What is naturopathy?

The principles of Naturopathy were first used by the Hippocratic School of Medicine in about 400 BC. The Greek philosopher Hippocrates believed in viewing the whole person in regards to finding a cause of disease, and using the laws of nature to induce cure. It was from this original school of thought that Naturopathy takes its principles.

  • The healing power of nature – nature has the innate ability to heal
  • Identify and treat the cause – there is always an underlying cause, be it physical or emotional
  • Do no harm – a Naturopath will never use treatments that may create other conditions
  • Treat the whole person – when preparing a treatment plan, all aspects of a person’s being are taken into consideration
  • The Naturopath as a teacher – a Naturopath empowers the patient to take responsibility for his/her own health by teaching self-care
  • Prevention is better than cure – a Naturopath may remove toxic substances and situations from a patient’s lifestyle to prevent the onset of further disease
What is nutritional therapy?

Nutritional therapy focuses on the overall nutrient value of a client’s diet to ensure optimal health and well being. Nutritional Therapy is an integrated approach to your health that may prevent the development of chronic disease. The therapy also encompasses lifestyle and environmental factors that might contribute to ill health. Throughout the process, a client is educated as to the benefits of dietary and lifestyle intervention, so that they can feel empowered to take ownership of their own health following the necessary amount of consultations.

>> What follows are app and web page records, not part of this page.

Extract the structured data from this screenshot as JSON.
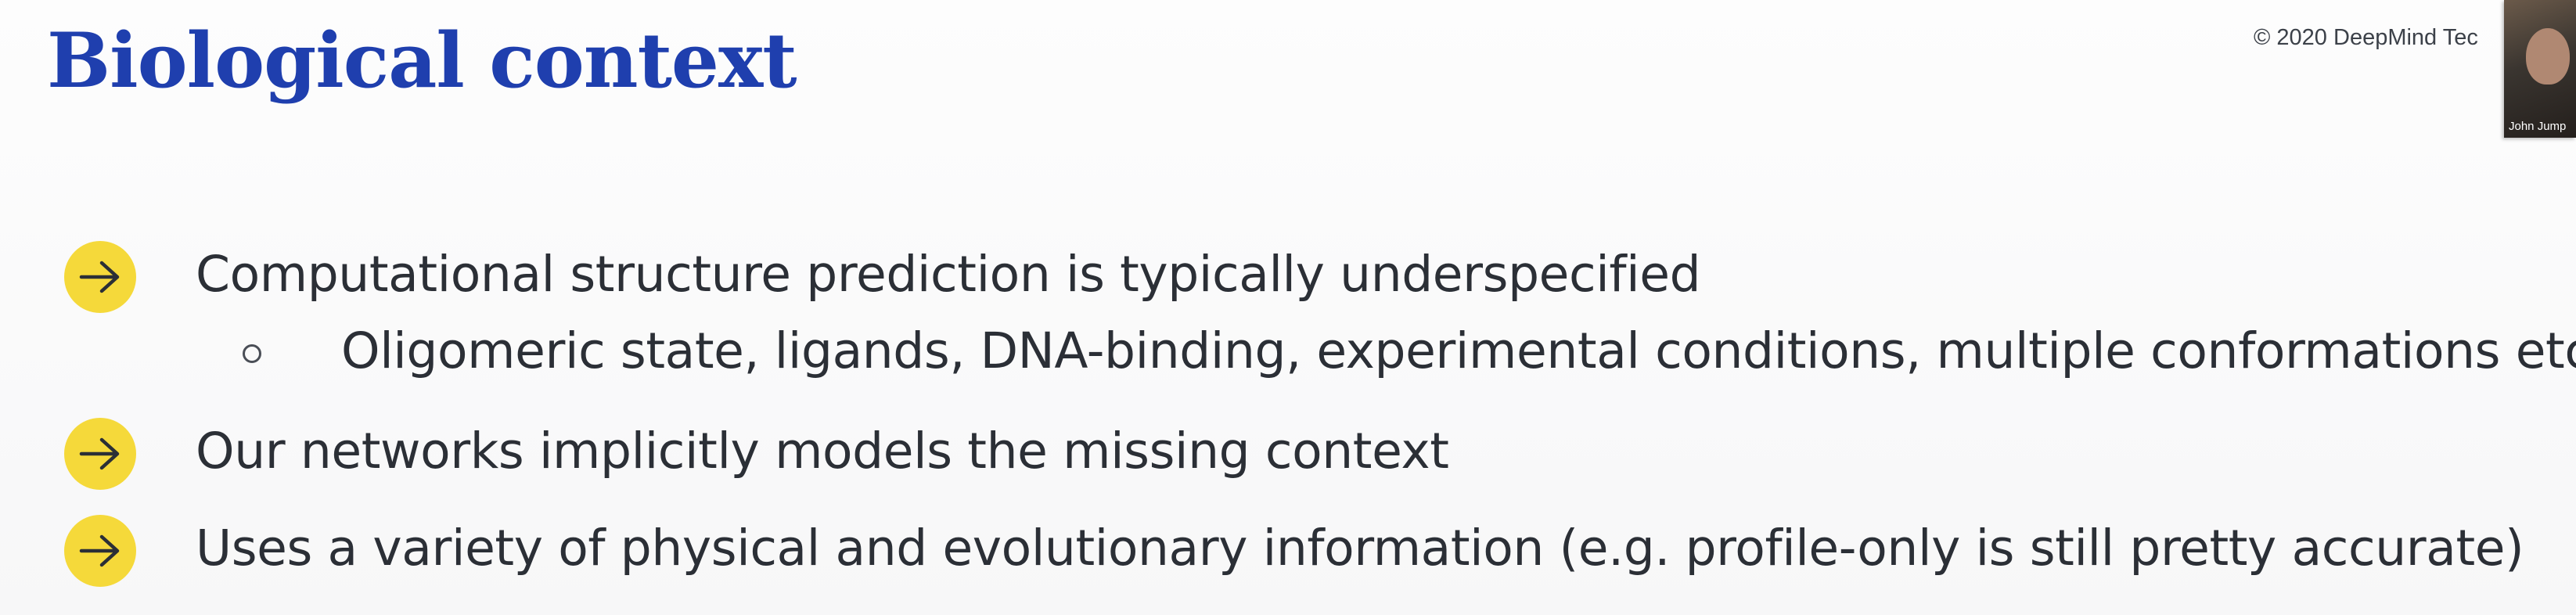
{
  "slide": {
    "title": "Biological context",
    "copyright": "© 2020 DeepMind Tec",
    "bullets": [
      {
        "text": "Computational structure prediction is typically underspecified"
      },
      {
        "text": "Oligomeric state, ligands, DNA-binding, experimental conditions, multiple conformations etc."
      },
      {
        "text": "Our networks implicitly models the missing context"
      },
      {
        "text": "Uses a variety of physical and evolutionary information (e.g. profile-only is still pretty accurate)"
      }
    ],
    "bullet_icon": "right-arrow-icon",
    "sub_bullet_icon": "hollow-circle-icon",
    "accent_color": "#f5d93a",
    "title_color": "#1f3fae"
  },
  "participant": {
    "name": "John Jump"
  }
}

What is naturopathic nutrition?

It combines the sciences of biochemistry and nutrition with natural therapies and lifestyle changes in order to help you maintain a good state of health. Naturopathic Nutrition is holistic because it aims to work with the person as a whole, addressing the underlying imbalances that maybe impacting on health, rather than just acting on symptoms. Protocols are tailored to each person’s unique needs, taking into account lifestyle, ethics and food preferences.

Does nutritional therapy treat chronic conditions?

Nutritional Therapy is intended to complement conventional medicine and to support your medical practitioner’s diagnosis and treatment plan.

What can I expect from my initial consultation?

An initial consultation lasts for 50 minutes. Prior to the consultation you will receive a food diary and health questionnaire to fill in. Please complete and return these to the email or postal address above a few days before your appointment. During the initial consultation I will then ask you questions to expand on this information so that we can create a therapy plan that best suits your needs. I may use certain Naturopathic tools to help me create a picture of your heath, and if necessary recommend laboratory tests to deepen the knowledge we have of your body.

Once I have a full picture of the health issues you need support with, I will then advise you on nutritional adjustments, lifestyle changes and practitioner grade supplements that I feel will benefit you. After your initial consultation and within 5 working days of our first meeting you will be provided with a copy of your nutritional and lifestyle protocol, any supplement and test recommendations and a selection of handouts/recipes. Further personalised handouts will be provided by email.

How many nutritional therapy visits will be required?

That depends on your unique situation. Follow up appointments aim to monitor your progress, assess what is working and identify any changes necessary to get results.

How do I contact you between visits?

I can be contacted via email or text. I may also schedule calls or contact you via email between sessions to monitor your progress.

What is the cost of an nutritional therapy session?

An initial consultation: €120
Follow up costs: €70

What is the difference between and Nutritional Therapist and a Dietician ?

Generally speaking, dietitians and nutritionists tend to have somewhat different approaches when it comes to teaching their clients about healthy living. In general, nutritionists tend to have a more natural and holistic view compared to dietitians. A high percentage of dietitians work in hospitals or other health care settings and are tightly regulated in terms of what type of dietary advice they should offer to clients. Of course, not every dietitian or nutritionist falls neatly into these categories.

A qualified registered Nutritional Therapist is someone who holds a minimum 3 year diploma in Nutritional Therapy and is trained in basic biochemistry, physiology and pathology as well as 200 hours supervised clinical practice. As such, a Nutritional Therapist is qualified to work in private practice and see clients on a one to one or group basis. They are fully insured and must comply with the NTOI requirements for Continuing Professional Development (CPD) and Code of Professional Ethics & Practice. A Dietitian is required to have a Bachelor of Science in Human Nutrition and Dietetics or a corresponding qualification in the field of science with a postgraduate degree in dietetics.

As a natupathic nutritionist I recommend people put their efforts towards eating unprocessed whole foods as much as possible, even those that might be more calorie-dense, such as healthy fats. Wholefoods are nutrient-dense, tend to be high in volume and fiber, and are naturally filling.